Are Garmin Watch Batteries Replaceable?

Most of Garmin’s smartwatches and fitness watches do not feature user-replaceable batteries. This means once the battery reaches its end of life, its last cycle, you will need to get a new fitness tracker. Again, though, this could take anywhere from 10 to 15 years depending on how often you use the watch. Most casual users will never have to worry about this.

However, there are certain Garmin watches that come with replaceable batteries. The Garmin Forerunner 50, for instance, runs on a user-replaceable battery – although it is now discontinued.

If you have a Forerunner 50, however, you can swap out its battery for a fresh one by yourself, or, if you don’t fancy doing that, you can take it to a watch technician to do it for you. Either way, the Forerunner 50’s battery is replaceable.

But you cannot buy this model anymore. At least, not through the official channels anyway.

Garmin even provides advice on how to remove and replace the battery inside the Garmin Forerunner 50. Here’s how you do it, according to Garmin:

  • If desired, backup all activity data with Garmin Connect
  • Remove back cover plate from watch
  • Remove battery from the watch module
  • Wait one minute to ensure all residual energy has been discharged
  • Insert a new CR2032 battery
  • Ensure all contacts and insulators are put back in their original positions
  • Replace back cover plate to watch

You Don’t Need To Worry About This Though…

As I’ve said throughout this post, Garmin watches are built to last. They have incredible sports tracking features, and they’re durable as heck – even the cheaper models like the Garmin Forerunner 55 which I’m currently road-testing right now.

With battery life, you’ll get a week or two from nearly all of Garmin’s watches. Again, this depends on how much/often you’re using its GPS. I run four to five times a week, around 10-12 hours in total, and all of the watches I have used in my time tended to last around 7 – 10 days between charges.

Check out our best Garmin watches for runners guide, it’s a fairly detailed guide to the top 3 Garmin watches you can buy right now. I’ve included just three options to keep it simple and focussed: you have an expensive option, a mid-range option, and a cheap option. Basically, one for every kind of user and budget.

🤓 Explore Garmin Watch Features…

If you’re new to smartwatches and Garmin watches in general, there’s a whole world of health and fitness tracking that you’ve been missing out on. Here’s just some of the awesome things your smartwatch can do:

  • Garmin Body Battery: This feature calculates your energy levels throughout the day by analyzing factors like heart rate, stress, and physical activity.

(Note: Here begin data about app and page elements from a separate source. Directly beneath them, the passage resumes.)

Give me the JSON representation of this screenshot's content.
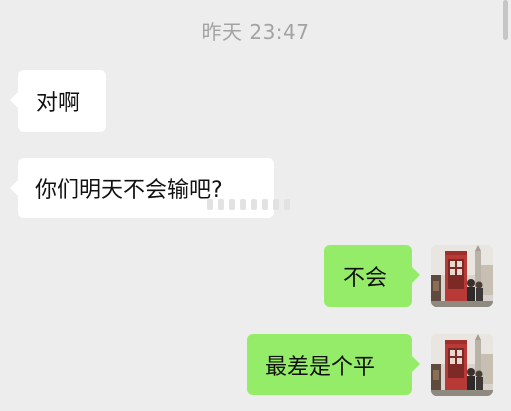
{
  "chat": {
    "timestamp": "昨天 23:47",
    "messages": [
      {
        "direction": "incoming",
        "text": "对啊"
      },
      {
        "direction": "incoming",
        "text": "你们明天不会输吧?"
      },
      {
        "direction": "outgoing",
        "text": "不会"
      },
      {
        "direction": "outgoing",
        "text": "最差是个平"
      }
    ]
  },
  "colors": {
    "background": "#ededed",
    "incoming_bubble": "#ffffff",
    "outgoing_bubble": "#95ec69",
    "timestamp_text": "#a3a3a3"
  },
  "icons": {
    "avatar": "london-telephone-booth-photo-avatar"
  }
}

Think of it as a “fuel gauge” for your body, helping you know when to push hard or take a break.
  • Stress Measurement: Garmin watches measure stress levels based on heart rate variability. This metric can help you understand how your body is responding to various pressures, both physical and emotional, so you can manage your day better.
  • Garmin Sleep Score: Garmin’s sleep tracking offers a “Sleep Score” based on the quality and duration of your sleep. This score considers factors like REM cycles and restfulness, providing insights to help you improve your sleep patterns.
  • Garmin Connect: This is Garmin’s mobile app and online platform where you can sync, analyze, and share your fitness and wellness data. It serves as the central hub for tracking and understanding your health metrics.
  • Training Status: This feature assesses your recent exercise history and performance metrics to provide insights into your training progress, including whether you’re undertraining, peaking, or overdoing it.

For more details on all of these and much, much more check out our Ultimate Beginner’s Guide To Garmin Watch…